Also believed to have been carried by North Korean hackers, this attack against Sony used a variant of the Shamoon wiper malware to erase the company’s computer infrastructure. During the hack, the group pressured Sony to withdraw its then-upcoming film, The Interview, a comedy about a plot to assassinate North Korean leader Kim Jong-un.
2014 – German Steel Mill
Using spear phishing and sophisticated social engineering techniques to gain access to the industrial control system (ICS) of a German steel mill, attackers prevented a blast furnace from being shut down properly, resulting in “massive damage to the plant.” Similar to Stuxnet, this hack was a cyberattack designed to cause physical destruction of equipment.
2015 – TV5Monde
In April 2015, hackers believed to be associated with the Russian government breached the French television network, impairing internal administrative and support systems. French investigators later concluded that the attack was a test of the same sorts of cyber-weaponry that were used to switch off power stations in Ukraine.

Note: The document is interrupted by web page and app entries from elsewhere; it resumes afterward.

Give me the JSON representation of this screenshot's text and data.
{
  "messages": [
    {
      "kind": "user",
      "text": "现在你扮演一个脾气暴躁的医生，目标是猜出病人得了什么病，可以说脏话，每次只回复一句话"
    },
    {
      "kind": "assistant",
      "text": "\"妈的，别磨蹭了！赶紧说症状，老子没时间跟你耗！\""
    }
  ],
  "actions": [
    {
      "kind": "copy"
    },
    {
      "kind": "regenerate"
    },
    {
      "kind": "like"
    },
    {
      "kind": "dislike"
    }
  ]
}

2015 – Black Energy
Russian attackers successfully compromised information systems of three power stations in Ukraine, leaving over 230,000 people without power for up to 6 hours. The cyberattack was initiated with spear-phishing emails containing BlackEnergy malware.
2016 – Crashoverride
Also referred to as Industroyer, Crashoverride is a malware considered to have been used in the cyberattack on Ukraine’s power grid in December 2016. The malware cut off power in portions of Kiev for an hour and is the first ever known malware specifically designed to attack electrical grids.
2017 – NotPetya
As a newer variant of Petya, NotPetya uses EternalBlue, an exploit that takes advantage of a vulnerability in Windows’ Server Message Block protocol (EternalBlue was also used by WannaCry earlier in 2017). The malware harvests passwords and uses other techniques to spread to other computers on the same network. Although it is still classified as ransomware, the encryption routine was modified so the malware could not technically revert its changes. This characteristic along with the relative low unlock fee of $300, suggests that this attack was more focused on damaging devices and less on generating profit.
Examining just a handful of cyberattacks is enough to suggest the plethora of attack vectors assailants can exploit. Additionally, there are plenty of reports and data that indicate that the problem will continue to worsen. As defenders, we are naturally at a disadvantage, and this is exacerbated by the fact that close to 80% of IT and security teams have a negative relationship. The possibility of an imminent breach is no longer a question of “if” but rather a question of “when.”
The batch of notable cyberattacks described above is a small section of the VMware Carbon Black 2020 Cybersecurity Outlook Report. The research incorporated original threat data comprised of the VMware Carbon Black customer footprint, the VMware Carbon Black User Exchange, publicly available samples and detonations, VMware Carbon Black Endpoint Standard results (cross-referenced with internally developed tools and SIEMs), and original dark web research. If you are interested in better understanding common techniques for various malware categories and improving security efficacy through increased focus on high-value tactics and procedures, read the full report using the link below: